**Work instructions:**
Every line that contains the word "Использовать" is to be copied from the listing.

▼

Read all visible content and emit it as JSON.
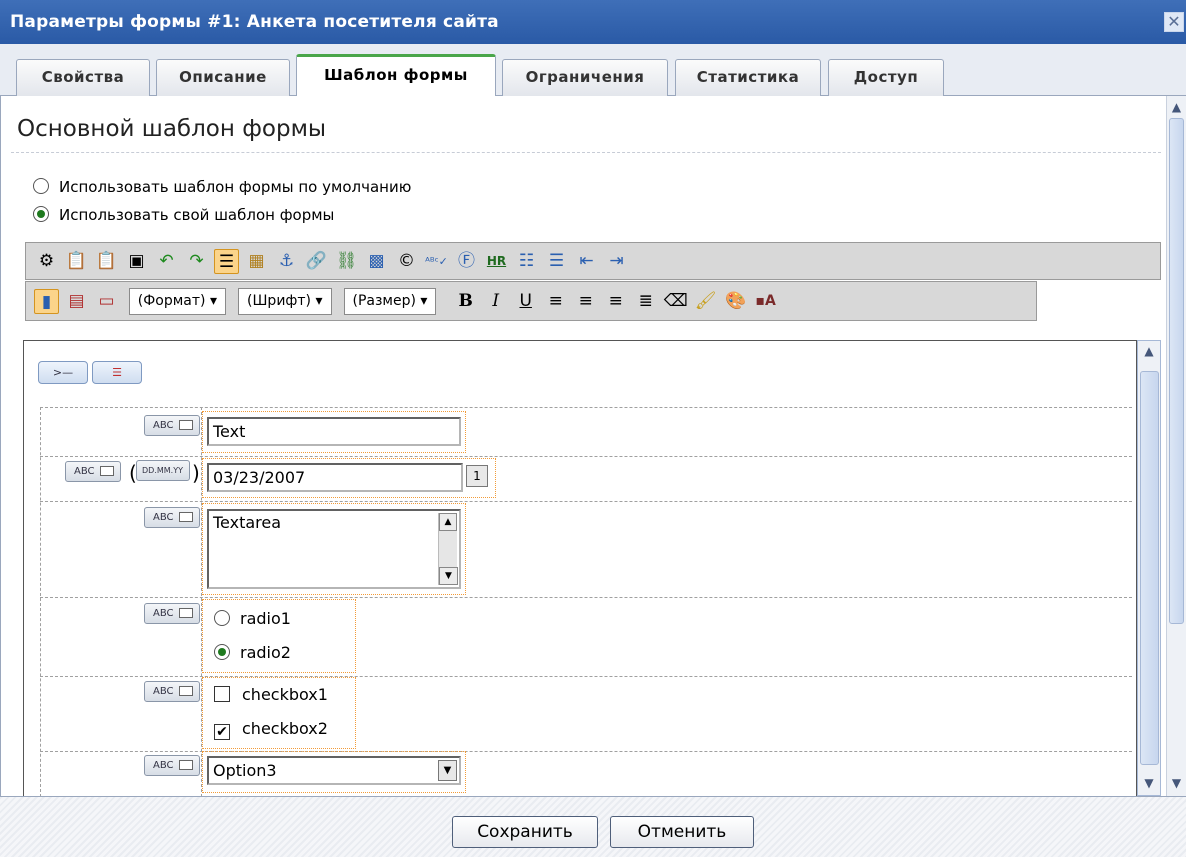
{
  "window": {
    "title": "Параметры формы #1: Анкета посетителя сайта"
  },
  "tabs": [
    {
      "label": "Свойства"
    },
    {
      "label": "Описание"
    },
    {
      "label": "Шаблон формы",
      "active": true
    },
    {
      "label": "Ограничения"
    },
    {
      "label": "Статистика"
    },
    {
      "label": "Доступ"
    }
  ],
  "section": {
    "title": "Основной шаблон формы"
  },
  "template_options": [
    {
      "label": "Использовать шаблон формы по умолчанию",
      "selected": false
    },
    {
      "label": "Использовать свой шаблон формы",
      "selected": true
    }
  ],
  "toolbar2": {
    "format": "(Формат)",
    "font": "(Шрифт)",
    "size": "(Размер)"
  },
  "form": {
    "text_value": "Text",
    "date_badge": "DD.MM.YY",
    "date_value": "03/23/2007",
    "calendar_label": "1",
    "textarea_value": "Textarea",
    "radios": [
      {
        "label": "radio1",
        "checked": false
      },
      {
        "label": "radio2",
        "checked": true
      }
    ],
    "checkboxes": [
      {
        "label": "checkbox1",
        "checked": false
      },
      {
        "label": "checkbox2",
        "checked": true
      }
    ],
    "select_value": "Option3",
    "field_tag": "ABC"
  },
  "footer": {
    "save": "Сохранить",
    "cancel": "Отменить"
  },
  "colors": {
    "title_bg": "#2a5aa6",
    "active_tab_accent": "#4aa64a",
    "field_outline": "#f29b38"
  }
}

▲

**Response box:**
      "label": "Использовать шаблон формы по умолчанию",
      "label": "Использовать свой шаблон формы",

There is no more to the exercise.